--- EXTRACTED MATERIAL ---
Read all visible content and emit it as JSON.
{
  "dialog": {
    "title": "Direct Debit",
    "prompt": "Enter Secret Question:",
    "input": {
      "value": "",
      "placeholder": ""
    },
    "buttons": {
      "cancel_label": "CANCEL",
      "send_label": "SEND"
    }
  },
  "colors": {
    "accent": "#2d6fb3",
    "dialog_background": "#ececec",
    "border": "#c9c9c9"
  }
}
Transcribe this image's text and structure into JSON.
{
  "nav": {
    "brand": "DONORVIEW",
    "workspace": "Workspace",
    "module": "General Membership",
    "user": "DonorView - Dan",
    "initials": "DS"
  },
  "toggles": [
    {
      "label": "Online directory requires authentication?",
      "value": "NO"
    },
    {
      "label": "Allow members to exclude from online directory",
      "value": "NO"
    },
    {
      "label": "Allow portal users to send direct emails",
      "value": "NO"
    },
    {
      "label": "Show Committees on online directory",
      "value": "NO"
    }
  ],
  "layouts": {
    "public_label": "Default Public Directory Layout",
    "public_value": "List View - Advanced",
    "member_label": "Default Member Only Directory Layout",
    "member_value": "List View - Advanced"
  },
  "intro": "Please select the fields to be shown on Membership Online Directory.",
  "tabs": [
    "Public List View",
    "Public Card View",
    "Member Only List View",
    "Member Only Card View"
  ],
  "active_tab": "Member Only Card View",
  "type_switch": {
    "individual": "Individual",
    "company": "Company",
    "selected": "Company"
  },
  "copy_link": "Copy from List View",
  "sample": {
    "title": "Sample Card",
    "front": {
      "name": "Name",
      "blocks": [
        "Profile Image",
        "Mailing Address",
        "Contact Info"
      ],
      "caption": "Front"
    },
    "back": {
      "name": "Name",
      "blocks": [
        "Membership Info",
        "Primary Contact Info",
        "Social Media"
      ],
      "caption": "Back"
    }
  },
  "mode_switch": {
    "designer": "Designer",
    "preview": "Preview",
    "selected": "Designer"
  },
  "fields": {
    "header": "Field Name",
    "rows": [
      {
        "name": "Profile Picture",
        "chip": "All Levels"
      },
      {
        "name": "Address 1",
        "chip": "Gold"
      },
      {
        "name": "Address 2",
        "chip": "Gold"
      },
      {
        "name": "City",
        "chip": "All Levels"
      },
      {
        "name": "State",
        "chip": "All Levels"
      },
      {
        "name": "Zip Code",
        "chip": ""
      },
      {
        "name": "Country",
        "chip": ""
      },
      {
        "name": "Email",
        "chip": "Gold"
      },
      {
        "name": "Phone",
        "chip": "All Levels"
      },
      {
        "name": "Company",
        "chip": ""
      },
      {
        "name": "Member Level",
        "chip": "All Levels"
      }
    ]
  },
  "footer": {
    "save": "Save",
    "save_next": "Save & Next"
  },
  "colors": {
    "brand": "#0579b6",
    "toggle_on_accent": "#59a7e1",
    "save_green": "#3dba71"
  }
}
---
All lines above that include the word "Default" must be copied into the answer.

§ **WORKED SOLUTION**
    "public_label": "Default Public Directory Layout",
    "member_label": "Default Member Only Directory Layout",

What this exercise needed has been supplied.